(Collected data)
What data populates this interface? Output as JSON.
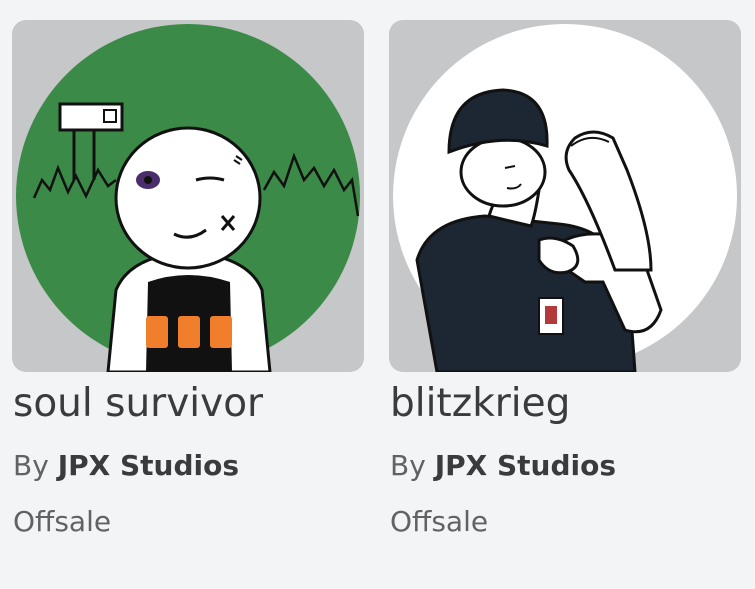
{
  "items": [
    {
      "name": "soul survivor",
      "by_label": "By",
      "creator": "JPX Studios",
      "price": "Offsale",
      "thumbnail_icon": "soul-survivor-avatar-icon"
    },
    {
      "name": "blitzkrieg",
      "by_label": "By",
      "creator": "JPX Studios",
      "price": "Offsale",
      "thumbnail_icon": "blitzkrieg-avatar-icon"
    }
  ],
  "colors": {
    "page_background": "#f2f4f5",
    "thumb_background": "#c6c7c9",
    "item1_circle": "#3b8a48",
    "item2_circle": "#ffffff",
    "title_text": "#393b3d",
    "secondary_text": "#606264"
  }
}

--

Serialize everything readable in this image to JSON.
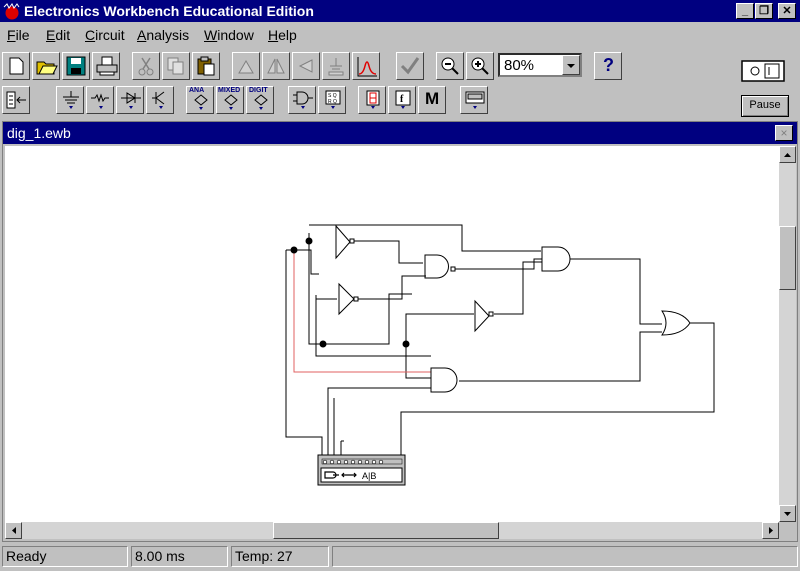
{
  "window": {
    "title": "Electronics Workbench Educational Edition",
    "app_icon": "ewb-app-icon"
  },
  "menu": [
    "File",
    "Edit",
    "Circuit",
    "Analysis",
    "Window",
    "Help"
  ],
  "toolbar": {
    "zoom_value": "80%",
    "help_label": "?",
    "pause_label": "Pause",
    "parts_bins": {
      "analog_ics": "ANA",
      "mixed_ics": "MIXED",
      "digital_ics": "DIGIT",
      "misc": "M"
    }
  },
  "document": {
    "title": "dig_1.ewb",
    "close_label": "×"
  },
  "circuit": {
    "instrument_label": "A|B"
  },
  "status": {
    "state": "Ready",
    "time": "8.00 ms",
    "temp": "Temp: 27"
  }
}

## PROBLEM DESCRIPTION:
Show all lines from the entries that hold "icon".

## COMPLETED EXERCISE:
      "thumbnail_icon": "soul-survivor-avatar-icon"
      "thumbnail_icon": "blitzkrieg-avatar-icon"
    "app_icon": "ewb-app-icon"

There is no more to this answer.